- **STUDY MATERIAL**:
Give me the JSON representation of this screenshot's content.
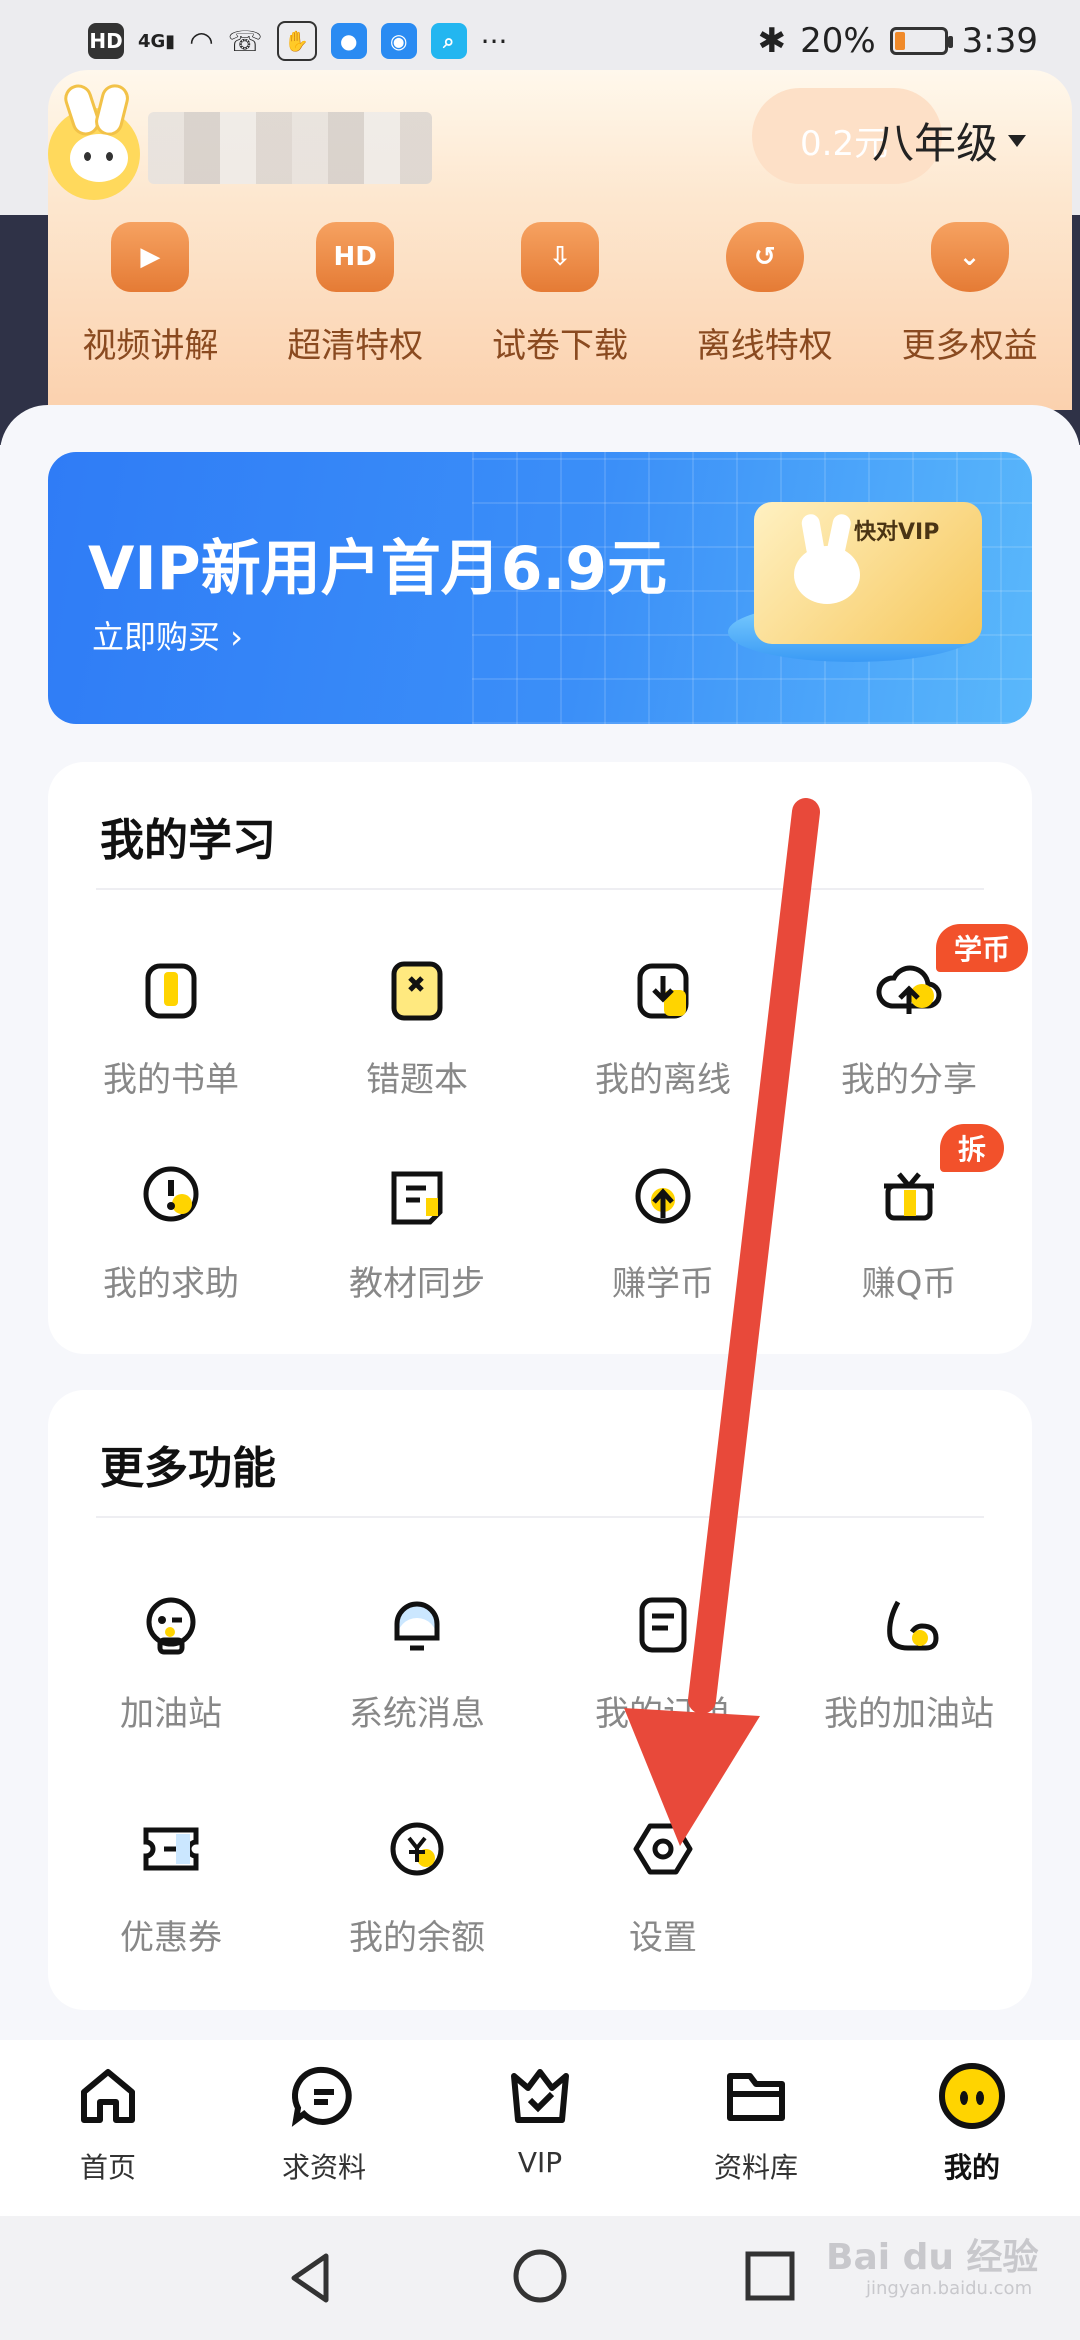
{
  "status_bar": {
    "left_chips": [
      "HD",
      "4G",
      "wifi",
      "missed-call",
      "hand",
      "app1",
      "bulb",
      "search",
      "···"
    ],
    "battery_percent": "20%",
    "battery_level": 0.2,
    "time": "3:39"
  },
  "header": {
    "coins": "0.2元",
    "grade": "八年级"
  },
  "perks": [
    {
      "label": "视频讲解",
      "icon": "video-icon"
    },
    {
      "label": "超清特权",
      "icon": "hd-icon"
    },
    {
      "label": "试卷下载",
      "icon": "download-icon"
    },
    {
      "label": "离线特权",
      "icon": "cloud-icon"
    },
    {
      "label": "更多权益",
      "icon": "heart-down-icon"
    }
  ],
  "banner": {
    "title": "VIP新用户首月6.9元",
    "subtitle": "立即购买 ›",
    "card_text": "快对VIP"
  },
  "my_study": {
    "title": "我的学习",
    "items": [
      {
        "label": "我的书单",
        "icon": "book-icon"
      },
      {
        "label": "错题本",
        "icon": "error-book-icon"
      },
      {
        "label": "我的离线",
        "icon": "offline-download-icon"
      },
      {
        "label": "我的分享",
        "icon": "upload-cloud-icon",
        "badge": "学币"
      },
      {
        "label": "我的求助",
        "icon": "help-icon"
      },
      {
        "label": "教材同步",
        "icon": "textbook-icon"
      },
      {
        "label": "赚学币",
        "icon": "earn-coin-icon"
      },
      {
        "label": "赚Q币",
        "icon": "gift-icon",
        "badge": "拆"
      }
    ]
  },
  "more_features": {
    "title": "更多功能",
    "items": [
      {
        "label": "加油站",
        "icon": "station-face-icon"
      },
      {
        "label": "系统消息",
        "icon": "bell-icon"
      },
      {
        "label": "我的订单",
        "icon": "order-icon"
      },
      {
        "label": "我的加油站",
        "icon": "muscle-icon"
      },
      {
        "label": "优惠券",
        "icon": "coupon-icon"
      },
      {
        "label": "我的余额",
        "icon": "yuan-icon"
      },
      {
        "label": "设置",
        "icon": "settings-icon"
      }
    ]
  },
  "bottom_nav": [
    {
      "label": "首页",
      "icon": "home-icon"
    },
    {
      "label": "求资料",
      "icon": "chat-icon"
    },
    {
      "label": "VIP",
      "icon": "crown-icon"
    },
    {
      "label": "资料库",
      "icon": "folder-icon"
    },
    {
      "label": "我的",
      "icon": "avatar-face-icon",
      "active": true
    }
  ],
  "watermark": {
    "text": "Bai du 经验",
    "sub": "jingyan.baidu.com"
  },
  "colors": {
    "accent": "#f2512b",
    "annotation_arrow": "#e8493a",
    "brand_yellow": "#ffd400"
  }
}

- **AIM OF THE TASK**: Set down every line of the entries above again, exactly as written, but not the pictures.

- **SOLVED EXERCISE**:
Give me the JSON representation of this screenshot's content.
{
  "status_bar": {
    "left_chips": [
      "HD",
      "4G",
      "wifi",
      "missed-call",
      "hand",
      "app1",
      "bulb",
      "search",
      "···"
    ],
    "battery_percent": "20%",
    "battery_level": 0.2,
    "time": "3:39"
  },
  "header": {
    "coins": "0.2元",
    "grade": "八年级"
  },
  "perks": [
    {
      "label": "视频讲解",
      "icon": "video-icon"
    },
    {
      "label": "超清特权",
      "icon": "hd-icon"
    },
    {
      "label": "试卷下载",
      "icon": "download-icon"
    },
    {
      "label": "离线特权",
      "icon": "cloud-icon"
    },
    {
      "label": "更多权益",
      "icon": "heart-down-icon"
    }
  ],
  "banner": {
    "title": "VIP新用户首月6.9元",
    "subtitle": "立即购买 ›",
    "card_text": "快对VIP"
  },
  "my_study": {
    "title": "我的学习",
    "items": [
      {
        "label": "我的书单",
        "icon": "book-icon"
      },
      {
        "label": "错题本",
        "icon": "error-book-icon"
      },
      {
        "label": "我的离线",
        "icon": "offline-download-icon"
      },
      {
        "label": "我的分享",
        "icon": "upload-cloud-icon",
        "badge": "学币"
      },
      {
        "label": "我的求助",
        "icon": "help-icon"
      },
      {
        "label": "教材同步",
        "icon": "textbook-icon"
      },
      {
        "label": "赚学币",
        "icon": "earn-coin-icon"
      },
      {
        "label": "赚Q币",
        "icon": "gift-icon",
        "badge": "拆"
      }
    ]
  },
  "more_features": {
    "title": "更多功能",
    "items": [
      {
        "label": "加油站",
        "icon": "station-face-icon"
      },
      {
        "label": "系统消息",
        "icon": "bell-icon"
      },
      {
        "label": "我的订单",
        "icon": "order-icon"
      },
      {
        "label": "我的加油站",
        "icon": "muscle-icon"
      },
      {
        "label": "优惠券",
        "icon": "coupon-icon"
      },
      {
        "label": "我的余额",
        "icon": "yuan-icon"
      },
      {
        "label": "设置",
        "icon": "settings-icon"
      }
    ]
  },
  "bottom_nav": [
    {
      "label": "首页",
      "icon": "home-icon"
    },
    {
      "label": "求资料",
      "icon": "chat-icon"
    },
    {
      "label": "VIP",
      "icon": "crown-icon"
    },
    {
      "label": "资料库",
      "icon": "folder-icon"
    },
    {
      "label": "我的",
      "icon": "avatar-face-icon",
      "active": true
    }
  ],
  "watermark": {
    "text": "Bai du 经验",
    "sub": "jingyan.baidu.com"
  },
  "colors": {
    "accent": "#f2512b",
    "annotation_arrow": "#e8493a",
    "brand_yellow": "#ffd400"
  }
}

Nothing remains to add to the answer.